It’s almost assured that Kaurismäki will combine these two stories at some point – which he does – but The Other Side of Hope takes forever to get to this. Instead, Kaurismäki the process which Khaled has to go through in order to immigrate to Finland, and in maybe the film’s most banal section, shows Wikström going about earning the money for his restaurant and the changes he plans to make. This parallel storytelling between characters wouldn’t be so bland if Kaurismäki had any narrative ties that link these two stories in some way. Instead, The Other Side of Hope is more about the process leading up to their eventual meeting, without any discernible purpose.

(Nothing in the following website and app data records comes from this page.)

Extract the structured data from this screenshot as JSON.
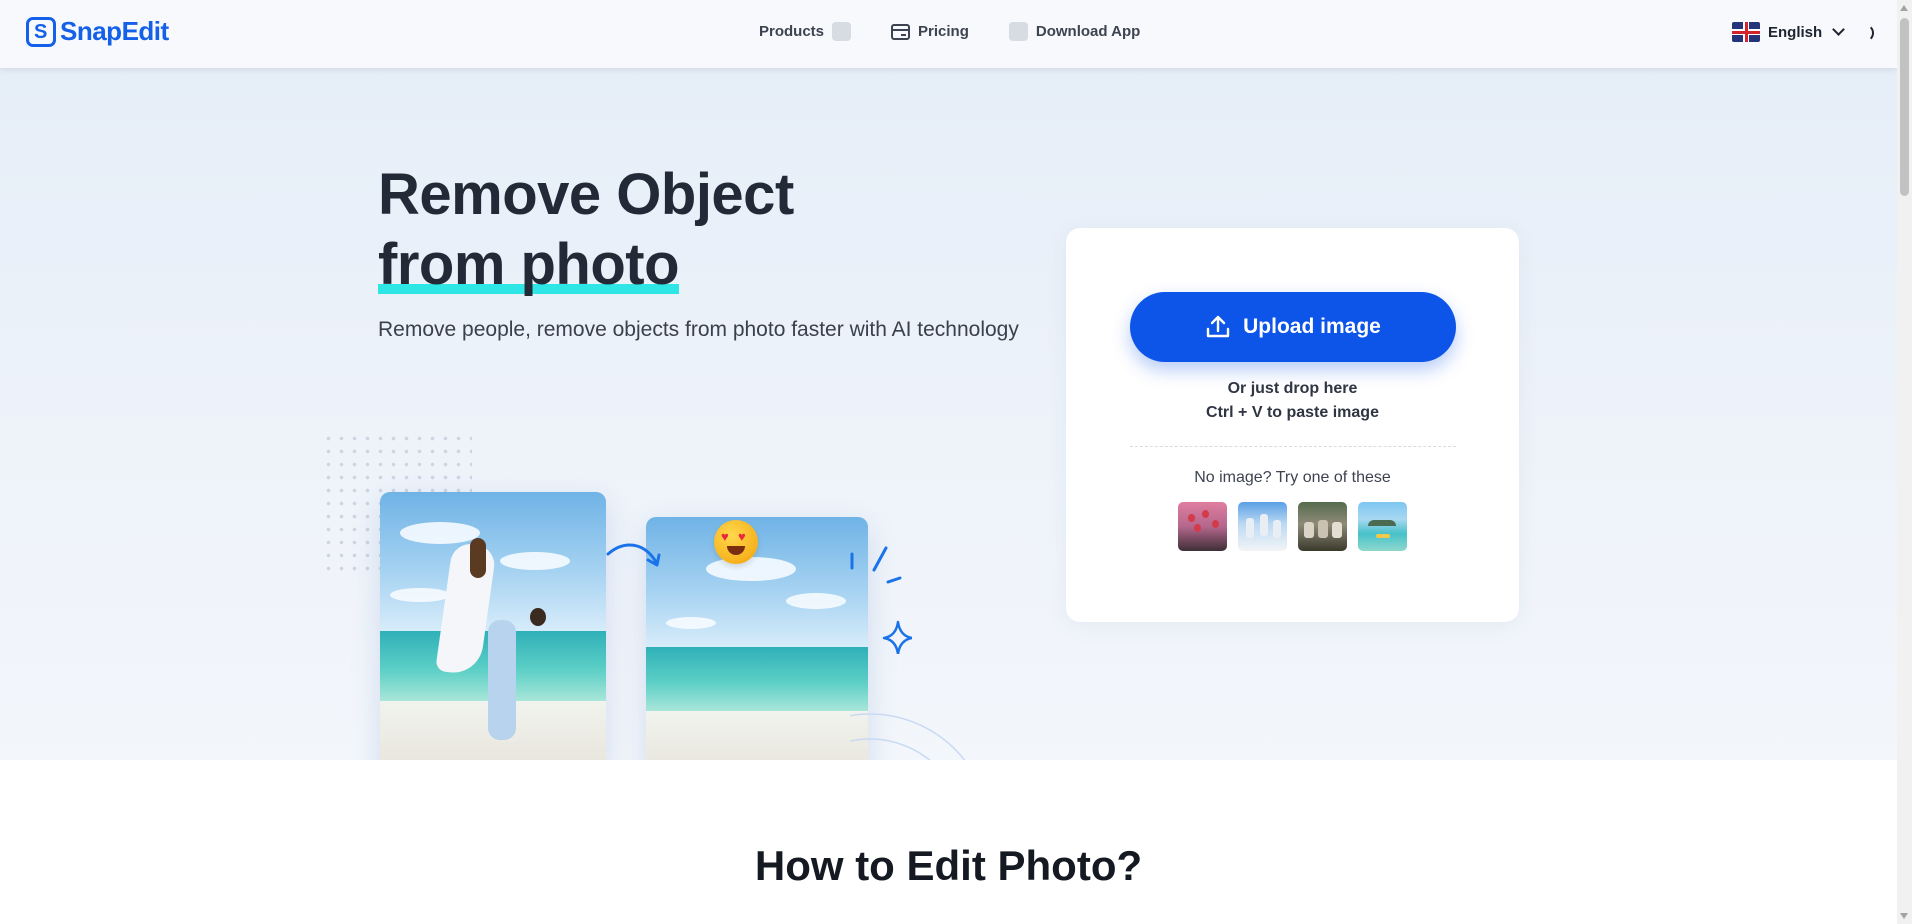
{
  "header": {
    "brand": "SnapEdit",
    "nav": [
      {
        "label": "Products",
        "icon": "placeholder-icon"
      },
      {
        "label": "Pricing",
        "icon": "pricing-card-icon"
      },
      {
        "label": "Download App",
        "icon": "download-app-icon"
      }
    ],
    "language": {
      "label": "English",
      "flag": "uk-flag-icon"
    }
  },
  "hero": {
    "title_line1": "Remove Object",
    "title_line2": "from photo",
    "subtitle": "Remove people, remove objects from photo faster with AI technology",
    "highlight_color": "#2ee6e6"
  },
  "upload": {
    "button_label": "Upload image",
    "drop_hint": "Or just drop here",
    "paste_hint": "Ctrl + V to paste image",
    "try_label": "No image? Try one of these",
    "samples": [
      "hot-air-balloons",
      "people-jumping",
      "group-photo",
      "island-sea"
    ],
    "accent_color": "#0d55e8"
  },
  "section": {
    "title": "How to Edit Photo?"
  }
}
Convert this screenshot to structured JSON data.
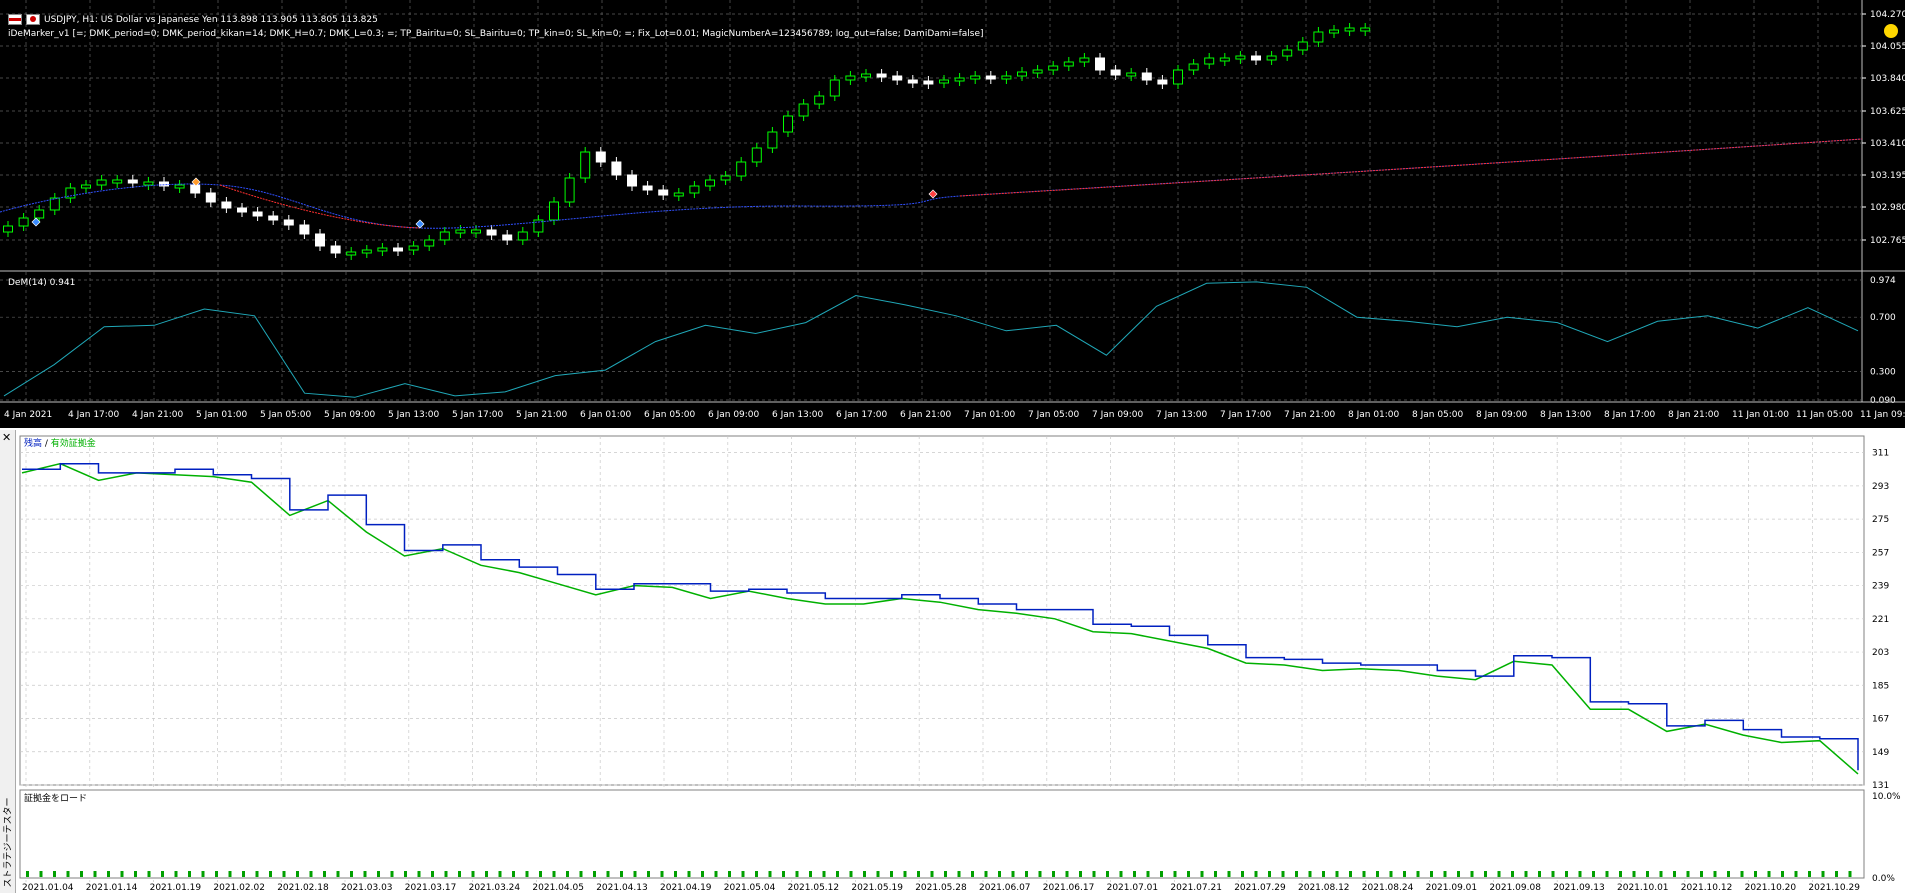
{
  "chart": {
    "symbol_line": "USDJPY, H1:  US Dollar vs Japanese Yen  113.898 113.905 113.805 113.825",
    "ea_line": "iDeMarker_v1 [=; DMK_period=0; DMK_period_kikan=14; DMK_H=0.7; DMK_L=0.3; =; TP_Bairitu=0; SL_Bairitu=0; TP_kin=0; SL_kin=0; =; Fix_Lot=0.01; MagicNumberA=123456789; log_out=false; DamiDami=false]",
    "price_ticks": [
      "104.270",
      "104.055",
      "103.840",
      "103.625",
      "103.410",
      "103.195",
      "102.980",
      "102.765"
    ],
    "time_ticks": [
      "4 Jan 2021",
      "4 Jan 17:00",
      "4 Jan 21:00",
      "5 Jan 01:00",
      "5 Jan 05:00",
      "5 Jan 09:00",
      "5 Jan 13:00",
      "5 Jan 17:00",
      "5 Jan 21:00",
      "6 Jan 01:00",
      "6 Jan 05:00",
      "6 Jan 09:00",
      "6 Jan 13:00",
      "6 Jan 17:00",
      "6 Jan 21:00",
      "7 Jan 01:00",
      "7 Jan 05:00",
      "7 Jan 09:00",
      "7 Jan 13:00",
      "7 Jan 17:00",
      "7 Jan 21:00",
      "8 Jan 01:00",
      "8 Jan 05:00",
      "8 Jan 09:00",
      "8 Jan 13:00",
      "8 Jan 17:00",
      "8 Jan 21:00",
      "11 Jan 01:00",
      "11 Jan 05:00",
      "11 Jan 09:00"
    ],
    "indicator_label": "DeM(14) 0.941",
    "indicator_ticks": [
      "0.974",
      "0.700",
      "0.300",
      "0.090"
    ],
    "colors": {
      "bull": "#00ff00",
      "bear_fill": "#ffffff",
      "ma_down": "#ff3030",
      "ma_up": "#3050ff",
      "dem": "#20a8b8",
      "grid": "#606060"
    }
  },
  "tester": {
    "close_icon": "close-x-icon",
    "side_tab": "ストラテジーテスター",
    "legend_balance": "残高",
    "legend_sep": " / ",
    "legend_equity": "有効証拠金",
    "y_ticks": [
      "311",
      "293",
      "275",
      "257",
      "239",
      "221",
      "203",
      "185",
      "167",
      "149",
      "131"
    ],
    "margin_label": "証拠金をロード",
    "margin_ticks": [
      "10.0%",
      "0.0%"
    ],
    "x_ticks": [
      "2021.01.04",
      "2021.01.14",
      "2021.01.19",
      "2021.02.02",
      "2021.02.18",
      "2021.03.03",
      "2021.03.17",
      "2021.03.24",
      "2021.04.05",
      "2021.04.13",
      "2021.04.19",
      "2021.05.04",
      "2021.05.12",
      "2021.05.19",
      "2021.05.28",
      "2021.06.07",
      "2021.06.17",
      "2021.07.01",
      "2021.07.21",
      "2021.07.29",
      "2021.08.12",
      "2021.08.24",
      "2021.09.01",
      "2021.09.08",
      "2021.09.13",
      "2021.10.01",
      "2021.10.12",
      "2021.10.20",
      "2021.10.29"
    ],
    "colors": {
      "balance": "#0020c0",
      "equity": "#00b000",
      "margin_bar": "#00a000"
    }
  },
  "chart_data": [
    {
      "type": "line",
      "title": "USDJPY, H1",
      "series": [
        {
          "name": "DeM(14)",
          "values": [
            0.12,
            0.35,
            0.63,
            0.64,
            0.76,
            0.71,
            0.14,
            0.11,
            0.21,
            0.12,
            0.15,
            0.27,
            0.31,
            0.52,
            0.64,
            0.58,
            0.66,
            0.86,
            0.79,
            0.71,
            0.6,
            0.64,
            0.42,
            0.78,
            0.95,
            0.96,
            0.92,
            0.7,
            0.67,
            0.63,
            0.7,
            0.66,
            0.52,
            0.67,
            0.71,
            0.62,
            0.77,
            0.6
          ]
        }
      ],
      "ylim": [
        0.09,
        0.974
      ]
    },
    {
      "type": "line",
      "series": [
        {
          "name": "残高",
          "values": [
            302,
            305,
            300,
            300,
            302,
            299,
            297,
            280,
            288,
            272,
            258,
            261,
            253,
            249,
            245,
            237,
            240,
            240,
            236,
            237,
            235,
            232,
            232,
            234,
            232,
            229,
            226,
            226,
            218,
            217,
            212,
            207,
            200,
            199,
            197,
            196,
            196,
            193,
            190,
            201,
            200,
            176,
            175,
            163,
            166,
            161,
            157,
            156,
            139
          ]
        },
        {
          "name": "有効証拠金",
          "values": [
            300,
            305,
            296,
            300,
            299,
            298,
            295,
            277,
            285,
            268,
            255,
            259,
            250,
            246,
            240,
            234,
            239,
            238,
            232,
            236,
            232,
            229,
            229,
            232,
            230,
            226,
            224,
            221,
            214,
            213,
            209,
            205,
            197,
            196,
            193,
            194,
            193,
            190,
            188,
            198,
            196,
            172,
            172,
            160,
            164,
            158,
            154,
            155,
            137
          ]
        }
      ],
      "categories": [
        "2021.01.04",
        "2021.10.29"
      ],
      "ylim": [
        131,
        320
      ]
    }
  ]
}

Most of The Other Side of Hope’s humor comes in the absurdity of Kaurismäki’s Finland, yet he never pushes this quite far enough. Along with longtime cinematographer Timo Salminen, Kaurismäki shoots Finland in stale lighting and aged sets that play into the artificiality of the story. Wikström’s restaurant is the broadest joke at play here, with a menu that boasts of sardines in the tin, or when the restaurant tries out sushi, gross canned fish with ice cream scoop sized wasabi dollops on top. No matter how Wikström tries to change the restaurant to gain customers, his disgusting red carpet and painting of Jimi Hendrix set it strictly in the past. Kaurismäki’s screenplay is full of some fine one-liners, dispensed in bleak, uninspired fashion, but these moments of levity are few and far between.
Kaurismäki’s greatest sign of humanity comes with Khaled and his attempts to stay in Finland, despite the constant bombings in Syria and his desperate searching for his sister. The bureaucracy that Khaled must endure comes closest to Kaurismäki making any sort of point on the desperate frustrations of being a refugee, but never goes farther than passing references to the idiocy of the process.
This visual style and dull way of presenting his characters is his alone, and can have an aged beauty that matches his specific, unique way of telling his stories. But with his latest film, the structural missteps in separating the two main characters for as long as he does, as well as far too little humor or emotional stakes makes the experience of watching The Other Side of Hope as monotonous as the lives of its characters.